◆ **Work request**
Work out how many lines in the material beneath contain "datetime". Give only that number.

━━━━━━━━━━

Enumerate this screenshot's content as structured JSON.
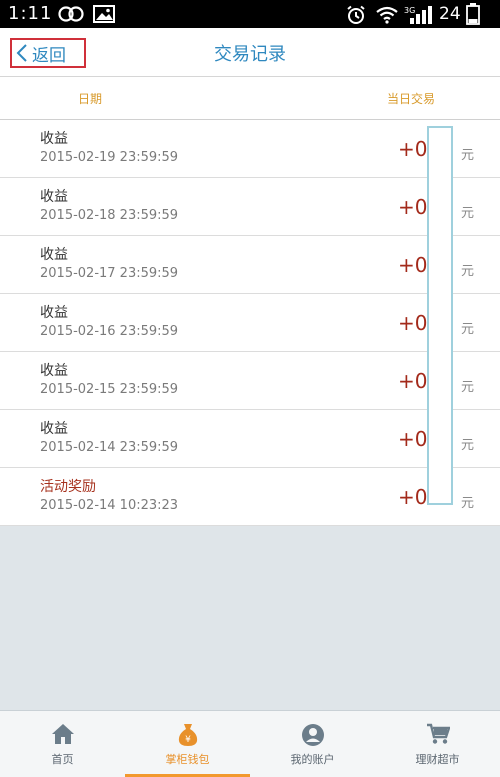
{
  "status_bar": {
    "time": "1:11",
    "battery": "24",
    "network": "3G"
  },
  "header": {
    "back_label": "返回",
    "title": "交易记录"
  },
  "columns": {
    "date": "日期",
    "amount": "当日交易"
  },
  "transactions": [
    {
      "type": "收益",
      "datetime": "2015-02-19 23:59:59",
      "amount": "+0.",
      "unit": "元"
    },
    {
      "type": "收益",
      "datetime": "2015-02-18 23:59:59",
      "amount": "+0.",
      "unit": "元"
    },
    {
      "type": "收益",
      "datetime": "2015-02-17 23:59:59",
      "amount": "+0.",
      "unit": "元"
    },
    {
      "type": "收益",
      "datetime": "2015-02-16 23:59:59",
      "amount": "+0.",
      "unit": "元"
    },
    {
      "type": "收益",
      "datetime": "2015-02-15 23:59:59",
      "amount": "+0.",
      "unit": "元"
    },
    {
      "type": "收益",
      "datetime": "2015-02-14 23:59:59",
      "amount": "+0.",
      "unit": "元"
    },
    {
      "type": "活动奖励",
      "datetime": "2015-02-14 10:23:23",
      "amount": "+0.",
      "unit": "元"
    }
  ],
  "bottom_nav": [
    {
      "label": "首页",
      "icon": "home-icon"
    },
    {
      "label": "掌柜钱包",
      "icon": "money-bag-icon",
      "active": true
    },
    {
      "label": "我的账户",
      "icon": "account-icon"
    },
    {
      "label": "理财超市",
      "icon": "cart-icon"
    }
  ],
  "colors": {
    "accent_blue": "#2f88bf",
    "amount_red": "#a32a1b",
    "orange": "#e8912b",
    "nav_icon": "#6b7d8a"
  }
}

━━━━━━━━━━

◆ **Task solution**
7